Task brief:
Quote all entries in full, exactly.

Excerpts from a dataset:
= = = =

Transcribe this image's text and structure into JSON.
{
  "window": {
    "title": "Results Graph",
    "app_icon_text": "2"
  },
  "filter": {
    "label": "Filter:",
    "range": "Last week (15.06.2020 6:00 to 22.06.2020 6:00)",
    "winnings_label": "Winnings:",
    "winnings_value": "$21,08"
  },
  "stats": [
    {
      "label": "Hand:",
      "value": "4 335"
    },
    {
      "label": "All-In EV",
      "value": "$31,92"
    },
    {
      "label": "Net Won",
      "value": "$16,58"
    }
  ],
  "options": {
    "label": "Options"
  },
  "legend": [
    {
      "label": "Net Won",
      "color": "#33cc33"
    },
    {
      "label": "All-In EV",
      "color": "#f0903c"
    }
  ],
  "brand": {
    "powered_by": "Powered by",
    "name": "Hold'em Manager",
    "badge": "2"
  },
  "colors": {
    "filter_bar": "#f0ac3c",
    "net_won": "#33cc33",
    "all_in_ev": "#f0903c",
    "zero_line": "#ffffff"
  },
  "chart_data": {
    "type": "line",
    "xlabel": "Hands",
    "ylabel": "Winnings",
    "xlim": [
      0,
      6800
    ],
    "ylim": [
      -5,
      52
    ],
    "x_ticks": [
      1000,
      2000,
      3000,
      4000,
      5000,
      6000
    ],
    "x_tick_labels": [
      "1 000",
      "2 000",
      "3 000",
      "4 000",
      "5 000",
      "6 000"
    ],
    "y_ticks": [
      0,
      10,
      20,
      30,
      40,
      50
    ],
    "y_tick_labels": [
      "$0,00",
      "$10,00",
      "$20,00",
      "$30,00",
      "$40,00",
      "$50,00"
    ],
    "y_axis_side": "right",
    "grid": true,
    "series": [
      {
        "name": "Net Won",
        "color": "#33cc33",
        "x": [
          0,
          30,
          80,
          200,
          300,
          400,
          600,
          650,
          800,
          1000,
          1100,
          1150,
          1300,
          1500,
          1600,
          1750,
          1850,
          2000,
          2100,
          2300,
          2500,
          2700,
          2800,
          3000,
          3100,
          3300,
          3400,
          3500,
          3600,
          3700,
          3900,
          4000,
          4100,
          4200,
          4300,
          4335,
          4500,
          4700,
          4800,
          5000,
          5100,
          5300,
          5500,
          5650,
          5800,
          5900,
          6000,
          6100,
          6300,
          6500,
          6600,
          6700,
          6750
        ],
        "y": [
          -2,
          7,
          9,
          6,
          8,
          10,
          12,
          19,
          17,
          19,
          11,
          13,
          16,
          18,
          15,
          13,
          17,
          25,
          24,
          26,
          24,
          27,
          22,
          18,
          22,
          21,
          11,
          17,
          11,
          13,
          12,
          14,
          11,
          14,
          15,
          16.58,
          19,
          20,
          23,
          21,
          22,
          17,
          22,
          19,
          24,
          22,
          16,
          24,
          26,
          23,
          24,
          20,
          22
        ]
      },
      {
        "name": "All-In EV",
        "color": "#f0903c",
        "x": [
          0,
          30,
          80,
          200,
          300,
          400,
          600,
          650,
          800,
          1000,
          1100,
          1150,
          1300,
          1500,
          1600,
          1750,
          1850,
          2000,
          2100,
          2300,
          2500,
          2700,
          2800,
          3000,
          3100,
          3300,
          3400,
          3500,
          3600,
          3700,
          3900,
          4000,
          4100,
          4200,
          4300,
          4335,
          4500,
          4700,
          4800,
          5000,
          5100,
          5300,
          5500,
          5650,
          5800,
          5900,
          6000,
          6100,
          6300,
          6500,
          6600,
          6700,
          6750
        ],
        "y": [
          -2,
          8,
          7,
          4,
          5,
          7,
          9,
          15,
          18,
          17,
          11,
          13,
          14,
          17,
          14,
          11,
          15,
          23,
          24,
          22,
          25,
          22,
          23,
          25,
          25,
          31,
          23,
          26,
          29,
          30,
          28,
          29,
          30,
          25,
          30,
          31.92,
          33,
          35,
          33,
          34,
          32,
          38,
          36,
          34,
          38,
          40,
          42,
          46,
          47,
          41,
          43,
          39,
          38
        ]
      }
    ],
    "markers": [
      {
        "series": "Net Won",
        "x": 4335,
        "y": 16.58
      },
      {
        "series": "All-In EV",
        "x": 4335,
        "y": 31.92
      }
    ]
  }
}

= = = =

Answer box:
Transcribe this image's text and structure into JSON.
{
  "window": {
    "title": "Results Graph",
    "app_icon_text": "2"
  },
  "filter": {
    "label": "Filter:",
    "range": "Last week (15.06.2020 6:00 to 22.06.2020 6:00)",
    "winnings_label": "Winnings:",
    "winnings_value": "$21,08"
  },
  "stats": [
    {
      "label": "Hand:",
      "value": "4 335"
    },
    {
      "label": "All-In EV",
      "value": "$31,92"
    },
    {
      "label": "Net Won",
      "value": "$16,58"
    }
  ],
  "options": {
    "label": "Options"
  },
  "legend": [
    {
      "label": "Net Won",
      "color": "#33cc33"
    },
    {
      "label": "All-In EV",
      "color": "#f0903c"
    }
  ],
  "brand": {
    "powered_by": "Powered by",
    "name": "Hold'em Manager",
    "badge": "2"
  },
  "colors": {
    "filter_bar": "#f0ac3c",
    "net_won": "#33cc33",
    "all_in_ev": "#f0903c",
    "zero_line": "#ffffff"
  },
  "chart_data": {
    "type": "line",
    "xlabel": "Hands",
    "ylabel": "Winnings",
    "xlim": [
      0,
      6800
    ],
    "ylim": [
      -5,
      52
    ],
    "x_ticks": [
      1000,
      2000,
      3000,
      4000,
      5000,
      6000
    ],
    "x_tick_labels": [
      "1 000",
      "2 000",
      "3 000",
      "4 000",
      "5 000",
      "6 000"
    ],
    "y_ticks": [
      0,
      10,
      20,
      30,
      40,
      50
    ],
    "y_tick_labels": [
      "$0,00",
      "$10,00",
      "$20,00",
      "$30,00",
      "$40,00",
      "$50,00"
    ],
    "y_axis_side": "right",
    "grid": true,
    "series": [
      {
        "name": "Net Won",
        "color": "#33cc33",
        "x": [
          0,
          30,
          80,
          200,
          300,
          400,
          600,
          650,
          800,
          1000,
          1100,
          1150,
          1300,
          1500,
          1600,
          1750,
          1850,
          2000,
          2100,
          2300,
          2500,
          2700,
          2800,
          3000,
          3100,
          3300,
          3400,
          3500,
          3600,
          3700,
          3900,
          4000,
          4100,
          4200,
          4300,
          4335,
          4500,
          4700,
          4800,
          5000,
          5100,
          5300,
          5500,
          5650,
          5800,
          5900,
          6000,
          6100,
          6300,
          6500,
          6600,
          6700,
          6750
        ],
        "y": [
          -2,
          7,
          9,
          6,
          8,
          10,
          12,
          19,
          17,
          19,
          11,
          13,
          16,
          18,
          15,
          13,
          17,
          25,
          24,
          26,
          24,
          27,
          22,
          18,
          22,
          21,
          11,
          17,
          11,
          13,
          12,
          14,
          11,
          14,
          15,
          16.58,
          19,
          20,
          23,
          21,
          22,
          17,
          22,
          19,
          24,
          22,
          16,
          24,
          26,
          23,
          24,
          20,
          22
        ]
      },
      {
        "name": "All-In EV",
        "color": "#f0903c",
        "x": [
          0,
          30,
          80,
          200,
          300,
          400,
          600,
          650,
          800,
          1000,
          1100,
          1150,
          1300,
          1500,
          1600,
          1750,
          1850,
          2000,
          2100,
          2300,
          2500,
          2700,
          2800,
          3000,
          3100,
          3300,
          3400,
          3500,
          3600,
          3700,
          3900,
          4000,
          4100,
          4200,
          4300,
          4335,
          4500,
          4700,
          4800,
          5000,
          5100,
          5300,
          5500,
          5650,
          5800,
          5900,
          6000,
          6100,
          6300,
          6500,
          6600,
          6700,
          6750
        ],
        "y": [
          -2,
          8,
          7,
          4,
          5,
          7,
          9,
          15,
          18,
          17,
          11,
          13,
          14,
          17,
          14,
          11,
          15,
          23,
          24,
          22,
          25,
          22,
          23,
          25,
          25,
          31,
          23,
          26,
          29,
          30,
          28,
          29,
          30,
          25,
          30,
          31.92,
          33,
          35,
          33,
          34,
          32,
          38,
          36,
          34,
          38,
          40,
          42,
          46,
          47,
          41,
          43,
          39,
          38
        ]
      }
    ],
    "markers": [
      {
        "series": "Net Won",
        "x": 4335,
        "y": 16.58
      },
      {
        "series": "All-In EV",
        "x": 4335,
        "y": 31.92
      }
    ]
  }
}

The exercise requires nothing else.